This doesn't look good.
Technology brings with it many ways of enhancing convenience in our everyday lives. As our advances as a species continue to break new ground, we find more and more ways of making our lives easier, and that is certainly apparent in our cars. What should really be nothing more than transport is now a climate-controlled luxury sitting room with a skylight and sometimes even a drinks bar. Another innovation that makes our lives with cars easier is keyless entry, but according to one hacker, this innovation should be a cause for concern if you own a Honda or an Acura.
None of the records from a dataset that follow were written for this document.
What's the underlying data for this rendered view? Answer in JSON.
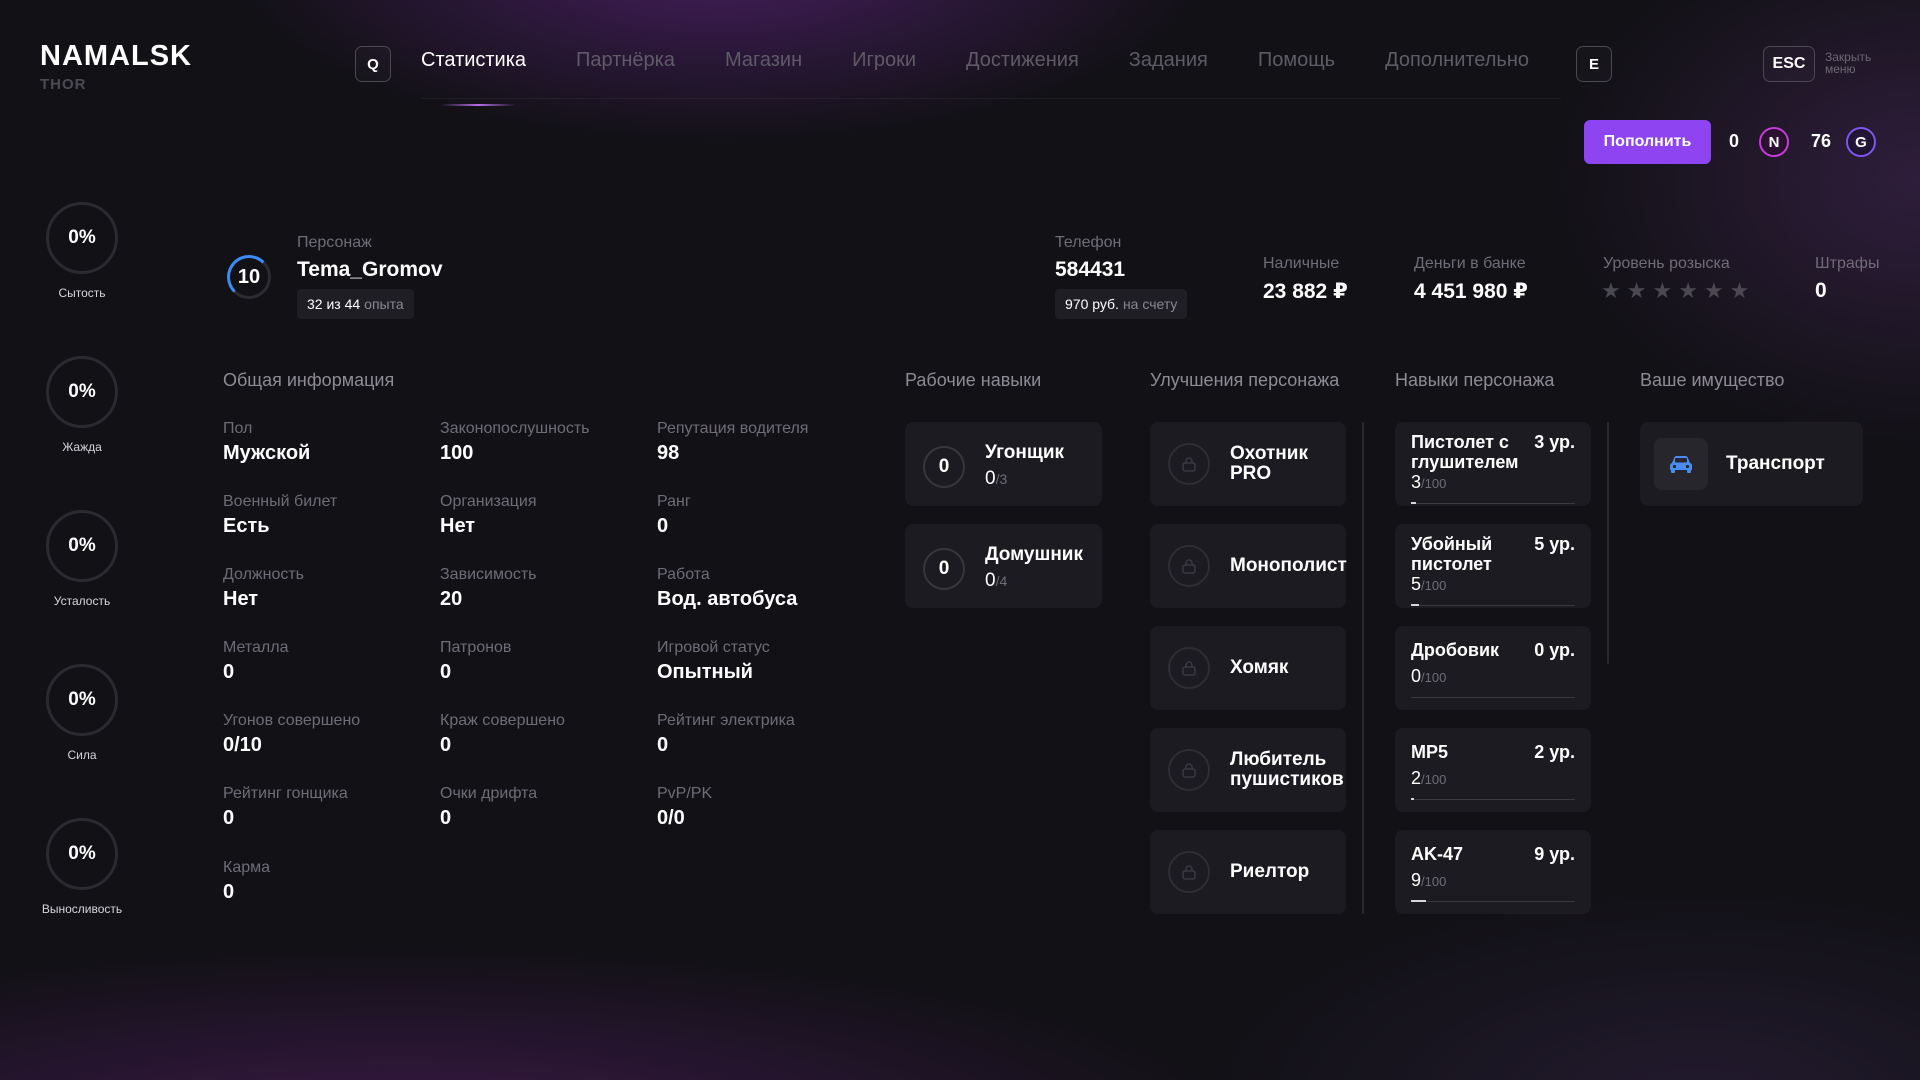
{
  "brand": {
    "title": "NAMALSK",
    "subtitle": "THOR"
  },
  "hotkeys": {
    "left": "Q",
    "right": "E",
    "esc": "ESC",
    "close_menu": "Закрыть меню"
  },
  "nav": [
    "Статистика",
    "Партнёрка",
    "Магазин",
    "Игроки",
    "Достижения",
    "Задания",
    "Помощь",
    "Дополнительно"
  ],
  "nav_active": 0,
  "wallet": {
    "topup_label": "Пополнить",
    "n_amount": "0",
    "n_symbol": "N",
    "g_amount": "76",
    "g_symbol": "G"
  },
  "needs": [
    {
      "value": "0%",
      "label": "Сытость"
    },
    {
      "value": "0%",
      "label": "Жажда"
    },
    {
      "value": "0%",
      "label": "Усталость"
    },
    {
      "value": "0%",
      "label": "Сила"
    },
    {
      "value": "0%",
      "label": "Выносливость"
    }
  ],
  "character": {
    "level": "10",
    "label": "Персонаж",
    "name": "Tema_Gromov",
    "exp_current": "32 из 44",
    "exp_word": "опыта"
  },
  "phone": {
    "label": "Телефон",
    "number": "584431",
    "balance": "970 руб.",
    "balance_suffix": "на счету"
  },
  "money": {
    "cash_label": "Наличные",
    "cash": "23 882 ₽",
    "bank_label": "Деньги в банке",
    "bank": "4 451 980 ₽",
    "wanted_label": "Уровень розыска",
    "wanted_level": 0,
    "wanted_max": 6,
    "fines_label": "Штрафы",
    "fines": "0"
  },
  "sections": {
    "general": "Общая информация",
    "work_skills": "Рабочие навыки",
    "upgrades": "Улучшения персонажа",
    "char_skills": "Навыки персонажа",
    "property": "Ваше имущество"
  },
  "general_info": [
    {
      "label": "Пол",
      "value": "Мужской"
    },
    {
      "label": "Законопослушность",
      "value": "100"
    },
    {
      "label": "Репутация водителя",
      "value": "98"
    },
    {
      "label": "Военный билет",
      "value": "Есть"
    },
    {
      "label": "Организация",
      "value": "Нет"
    },
    {
      "label": "Ранг",
      "value": "0"
    },
    {
      "label": "Должность",
      "value": "Нет"
    },
    {
      "label": "Зависимость",
      "value": "20"
    },
    {
      "label": "Работа",
      "value": "Вод. автобуса"
    },
    {
      "label": "Металла",
      "value": "0"
    },
    {
      "label": "Патронов",
      "value": "0"
    },
    {
      "label": "Игровой статус",
      "value": "Опытный"
    },
    {
      "label": "Угонов совершено",
      "value": "0/10"
    },
    {
      "label": "Краж совершено",
      "value": "0"
    },
    {
      "label": "Рейтинг электрика",
      "value": "0"
    },
    {
      "label": "Рейтинг гонщика",
      "value": "0"
    },
    {
      "label": "Очки дрифта",
      "value": "0"
    },
    {
      "label": "PvP/PK",
      "value": "0/0"
    },
    {
      "label": "Карма",
      "value": "0"
    }
  ],
  "work_skills": [
    {
      "level": "0",
      "name": "Угонщик",
      "progress": "0",
      "max": "/3"
    },
    {
      "level": "0",
      "name": "Домушник",
      "progress": "0",
      "max": "/4"
    }
  ],
  "upgrades": [
    {
      "name": "Охотник PRO"
    },
    {
      "name": "Монополист"
    },
    {
      "name": "Хомяк"
    },
    {
      "name": "Любитель пушистиков"
    },
    {
      "name": "Риелтор"
    }
  ],
  "char_skills": [
    {
      "name": "Пистолет с глушителем",
      "level": "3 ур.",
      "progress": "3",
      "max": "/100",
      "fraction": 0.03
    },
    {
      "name": "Убойный пистолет",
      "level": "5 ур.",
      "progress": "5",
      "max": "/100",
      "fraction": 0.05
    },
    {
      "name": "Дробовик",
      "level": "0 ур.",
      "progress": "0",
      "max": "/100",
      "fraction": 0
    },
    {
      "name": "MP5",
      "level": "2 ур.",
      "progress": "2",
      "max": "/100",
      "fraction": 0.02
    },
    {
      "name": "AK-47",
      "level": "9 ур.",
      "progress": "9",
      "max": "/100",
      "fraction": 0.09
    }
  ],
  "property": [
    {
      "name": "Транспорт",
      "icon": "car-icon",
      "icon_color": "#4a8cf0"
    }
  ],
  "colors": {
    "accent": "#8e44f0",
    "level_ring": "#3d8bf5",
    "coin_n": "#c23ed6",
    "coin_g": "#7e56f0"
  }
}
We've discussed the topic of how keyless entry works in-depth, but to sum up, radio waves transmit a signal from the key fob to the car, and when in close proximity, the car recognizes that it needs to unlock. The opposite is also true when the proximity to the car decreases, telling the car to lock itself. We've pondered if the technology makes cars equipped with it more prone to theft, and a hacker who goes by the name of 'HackingIntoYourHeart' has now claimed that, at least for Hondas and Acuras, such fears are warranted. Worse still, it's not even difficult or expensive to hack these cars and gain easy entry.
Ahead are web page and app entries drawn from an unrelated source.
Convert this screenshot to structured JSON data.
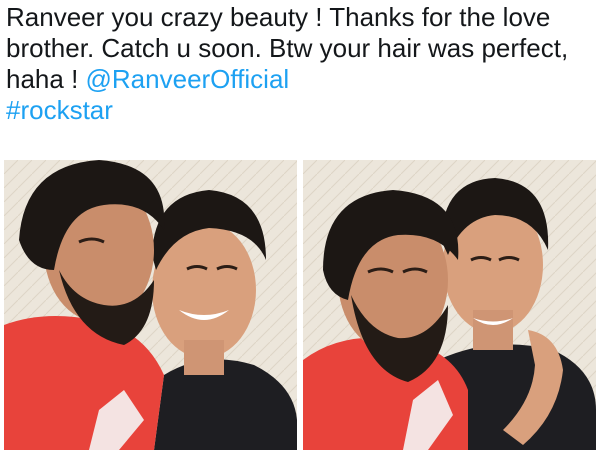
{
  "tweet": {
    "text_parts": [
      "Ranveer you crazy beauty ! Thanks for the love brother. Catch u soon. Btw your hair was perfect, haha ! ",
      "@RanveerOfficial",
      "\n",
      "#rockstar"
    ],
    "mention": "@RanveerOfficial",
    "hashtag": "#rockstar",
    "body": "Ranveer you crazy beauty ! Thanks for the love brother. Catch u soon. Btw your hair was perfect, haha ! ",
    "link_color": "#1da1f2",
    "text_color": "#14171a"
  },
  "media": {
    "photos": [
      {
        "subject": "selfie of two men, one bearded in red t-shirt kissing cheek of smiling man in black t-shirt"
      },
      {
        "subject": "selfie of two men, bearded man in red t-shirt and smiling man in black t-shirt with arm around him"
      }
    ],
    "colors": {
      "red_shirt": "#e8433b",
      "black_shirt": "#1e1e22",
      "skin": "#d9a07d",
      "hair": "#1c1714",
      "wall": "#e9e3d8"
    }
  }
}
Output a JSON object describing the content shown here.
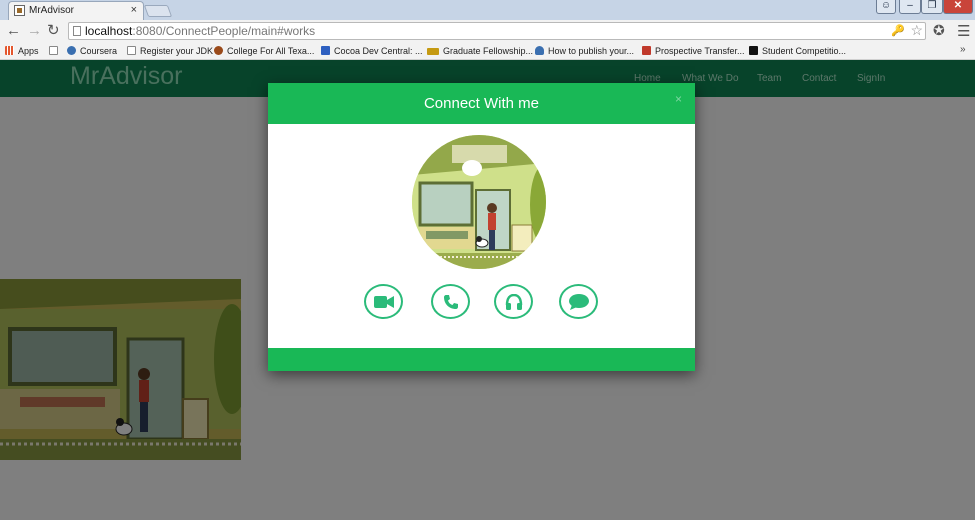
{
  "browser": {
    "tab_title": "MrAdvisor",
    "tab_close": "×",
    "url_host": "localhost",
    "url_path": ":8080/ConnectPeople/main#works",
    "bookmarks": [
      {
        "label": "Apps",
        "icon": "apps-grid-icon",
        "color": "#e4572e"
      },
      {
        "label": "Coursera",
        "icon": "coursera-icon",
        "color": "#3a6fb0"
      },
      {
        "label": "Register your JDK",
        "icon": "page-icon",
        "color": "#ffffff"
      },
      {
        "label": "College For All Texa...",
        "icon": "star-logo-icon",
        "color": "#9a4a1a"
      },
      {
        "label": "Cocoa Dev Central: ...",
        "icon": "cube-icon",
        "color": "#2d5fc0"
      },
      {
        "label": "Graduate Fellowship...",
        "icon": "nsf-icon",
        "color": "#c59a12"
      },
      {
        "label": "How to publish your...",
        "icon": "wikihow-icon",
        "color": "#3a6fb0"
      },
      {
        "label": "Prospective Transfer...",
        "icon": "utd-icon",
        "color": "#c0392b"
      },
      {
        "label": "Student Competitio...",
        "icon": "black-square-icon",
        "color": "#111111"
      }
    ],
    "more": "»"
  },
  "site": {
    "brand": "MrAdvisor",
    "nav": [
      "Home",
      "What We Do",
      "Team",
      "Contact",
      "SignIn"
    ],
    "accent": "#0d7a4e"
  },
  "modal": {
    "title": "Connect With me",
    "close": "×",
    "header_color": "#19b856",
    "actions": [
      {
        "name": "video-call",
        "icon": "video-camera-icon"
      },
      {
        "name": "voice-call",
        "icon": "phone-icon"
      },
      {
        "name": "audio",
        "icon": "headphones-icon"
      },
      {
        "name": "chat",
        "icon": "chat-bubble-icon"
      }
    ]
  }
}
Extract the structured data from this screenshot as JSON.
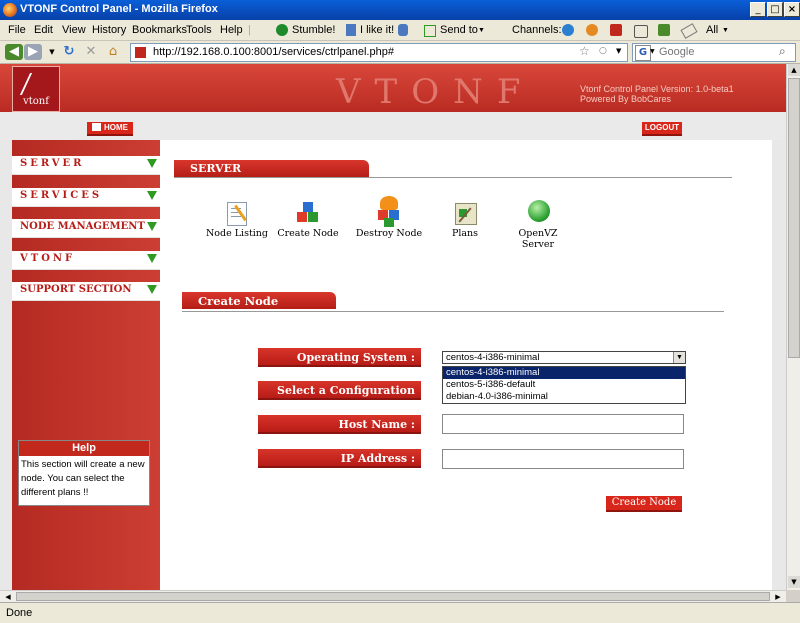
{
  "window": {
    "title": "VTONF Control Panel - Mozilla Firefox"
  },
  "menu": [
    "File",
    "Edit",
    "View",
    "History",
    "Bookmarks",
    "Tools",
    "Help"
  ],
  "toolbar": {
    "stumble": "Stumble!",
    "ilike": "I like it!",
    "sendto": "Send to",
    "channels": "Channels:",
    "all": "All"
  },
  "nav": {
    "url": "http://192.168.0.100:8001/services/ctrlpanel.php#",
    "search_placeholder": "Google"
  },
  "banner": {
    "logo_text": "vtonf",
    "brand": "VTONF",
    "version": "Vtonf Control Panel Version: 1.0-beta1",
    "powered": "Powered By BobCares"
  },
  "top_buttons": {
    "home": "HOME",
    "logout": "LOGOUT"
  },
  "sidebar": {
    "items": [
      {
        "label": "SERVER"
      },
      {
        "label": "SERVICES"
      },
      {
        "label": "NODE MANAGEMENT"
      },
      {
        "label": "VTONF"
      },
      {
        "label": "SUPPORT SECTION"
      }
    ],
    "help_title": "Help",
    "help_text": "This section will create a new node. You can select the different plans !!"
  },
  "server_section": {
    "title": "SERVER",
    "icons": [
      {
        "label": "Node Listing"
      },
      {
        "label": "Create Node"
      },
      {
        "label": "Destroy Node"
      },
      {
        "label": "Plans"
      },
      {
        "label": "OpenVZ Server"
      }
    ]
  },
  "create_section": {
    "title": "Create Node",
    "os_label": "Operating System :",
    "config_label": "Select a Configuration file:",
    "host_label": "Host Name :",
    "ip_label": "IP Address :",
    "os_selected": "centos-4-i386-minimal",
    "os_options": [
      "centos-4-i386-minimal",
      "centos-5-i386-default",
      "debian-4.0-i386-minimal"
    ],
    "submit": "Create Node"
  },
  "status": {
    "text": "Done"
  },
  "colors": {
    "brand_red": "#c3281d",
    "accent_green": "#2e9a20",
    "selection_blue": "#0a246a"
  }
}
The hacker claims that you use what is known as a replay attack, recording signals from the keyfob of a Honda Civic or Acura TLX or similar. But if it's so simple, why are all brands and types of cars at risk? Well, the hacker continues that there is no rolling code system in Hondas or Acuras, which means that once the keyfob sends a signal to the car to lock or unlock, it does not change the sort of radio wave 'encryption,' if you will, and the exact same signal can be used over and over. Most other brands do change the required signal continually, but we should note that at this point that we have not seen anyone prove or disprove this theory. So, if you own a Honda or Acura, stay alert until we bring you more.